The decision, to stop charities from using “tax payers’ money” to lobby Government or Parliament (or the EU), will not have any impact on NFU’s capacity to influence UK and European policy as they are not a charity and they do not – directly – receive government funding. Indirectly of course they are very much funded by tax-payer’s money, as their members receive huge subsidies from the Government, via the European Commission. And they pass on this income to the NFU through their membership subs.
It seems depressingly ironic that the Government should be shutting down opportunities for Civil Society to say things to it, that it doesn’t want to hear; while paying ever greater attention to private interests groups, driven by personal profit or an extreme ideology that puts profit before everything else.
This Government is becoming increasingly picky about who it wants to hear from, and who it is going to listen to. The trouble is, if you only listen to what your friends tell you, and only hear what you want to hear, you end up living in a bubble – and becoming a narcissist.
Pingback: My tuppence worth on the EU Referendum – and a poll | a new nature blog
Just tracing back the requirements on NE in their appraisal of applications suggests a considerable investment of time and money in the development of those applications or expressions of interest for badger cull licences. They don’t say for the 29 what the split is between applications and EOIs, but someone must be bankrolling this? Any evidence that it is the NFU? Has DEFRA/NE been handing out money for it? Are farmers putting their hands in their own pockets?
There has to be 90% of the land within the application area either accessible or within 200m of accessible land, and thus every landowner within the proposed cull area will have to have been contacted for assent to access.

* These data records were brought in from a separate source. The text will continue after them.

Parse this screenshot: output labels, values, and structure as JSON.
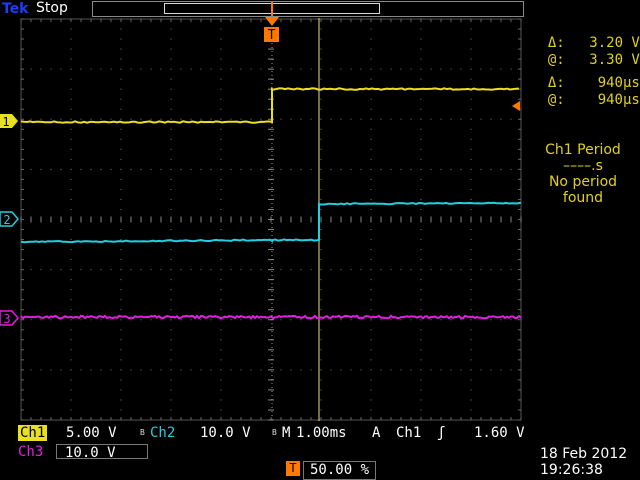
{
  "header": {
    "brand": "Tek",
    "acquisition_state": "Stop"
  },
  "markers": {
    "trigger_t": "T",
    "channels": [
      "1",
      "2",
      "3"
    ]
  },
  "cursor_readout": {
    "delta_v_label": "Δ:",
    "delta_v": "3.20 V",
    "at_v_label": "@:",
    "at_v": "3.30 V",
    "delta_t_label": "Δ:",
    "delta_t": "940µs",
    "at_t_label": "@:",
    "at_t": "940µs"
  },
  "measurement": {
    "title": "Ch1 Period",
    "value": "––––.s",
    "line3": "No period",
    "line4": "found"
  },
  "status": {
    "ch1_label": "Ch1",
    "ch1_scale": "5.00 V",
    "ch2_label": "Ch2",
    "ch2_scale": "10.0 V",
    "timebase_label": "M",
    "timebase": "1.00ms",
    "trigger_mode": "A",
    "trigger_source": "Ch1",
    "trigger_slope": "ʃ",
    "trigger_level": "1.60 V",
    "ch3_label": "Ch3",
    "ch3_scale": "10.0 V",
    "bw_mark": "B",
    "trigger_position": "50.00 %",
    "date": "18 Feb  2012",
    "time": "19:26:38"
  },
  "colors": {
    "ch1": "#e8e020",
    "ch2": "#20d0e0",
    "ch3": "#e020e0",
    "trigger": "#ff7800",
    "readout": "#e0d020"
  }
}
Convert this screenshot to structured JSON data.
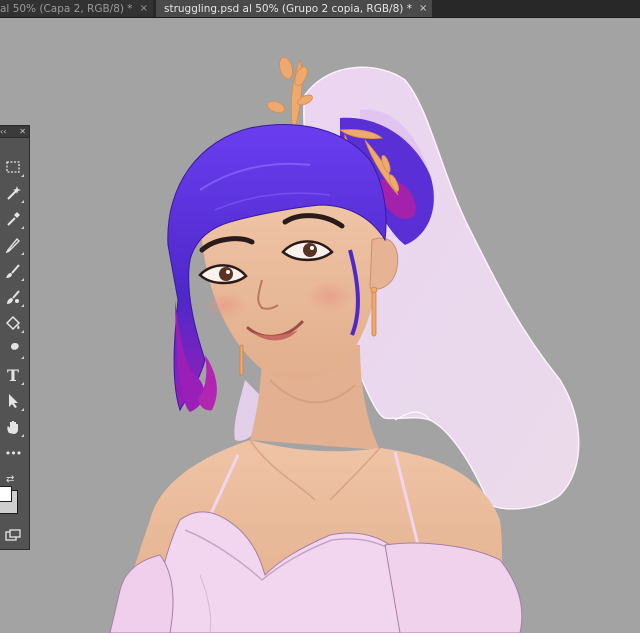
{
  "tabs": [
    {
      "label": "al 50% (Capa 2, RGB/8) *",
      "close": "×",
      "active": false
    },
    {
      "label": "struggling.psd al 50% (Grupo 2 copia, RGB/8) *",
      "close": "×",
      "active": true
    }
  ],
  "toolbar": {
    "collapse_glyph": "‹‹",
    "close_glyph": "✕",
    "type_tool_glyph": "T",
    "more_tools_glyph": "•••",
    "swap_glyph": "⇄",
    "tools": [
      "rectangular-marquee",
      "magic-wand",
      "eyedropper",
      "pencil",
      "brush",
      "mixer-brush",
      "paint-bucket",
      "smudge",
      "type",
      "path-selection",
      "hand",
      "more-tools"
    ],
    "foreground_color": "#ffffff",
    "background_color": "#cfcfcf"
  },
  "canvas": {
    "background_color": "#a3a3a3",
    "artwork": "digital painting"
  },
  "colors": {
    "hair": "#5a2fd6",
    "skin": "#ebbf9f",
    "dress": "#f2d6ef",
    "veil": "#f1d9f5",
    "ornament": "#eeaa6e"
  }
}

In addition, “reasonable measures” have to be put in place “to mitigate the risk to non-participating farmers and landowners of a potential increase in confirmed new incidents of TB in vulnerable livestock within the culled area and in the 2km ring surrounding the culled area; and consider whether any measures are needed to protect the interests of any non-farming interests that may be affected by badger control”.
Isn’t the former an indication of the science that suggests culling doesn’t work? I suspect the latter will be disregarded by the applicants, which is why it is a key part of the need for consultation – “an opportunity to comment to raise material issues about how you might be directly affected by the activities carried out under a badger control licence”. Thus NE are doing the work on mitigation for the applicants! Also, we have to rely on the applicants having notified all landowners within the area. If some had refused to participate, would the applicants have notified them that they would have a opportunity to comment and when and where? If you weren’t in the cull area, and were thus not contacted, how would you know about the requirement for mitigation and whether it was effective. How can they use the “consultation”? How much trust can we have in all this?
The secrecy behind this just shows how pants it is, and how an allegedly “evidence based” organisation like NE can collude in an anti-science, anti-democratic activity.
thanks Mark. Pants it certainly is. Some are claiming they have already seen a perturbation effect from the Dorset badger cull, though, given the secrecy surrounding it, I don’t see how they can really tell.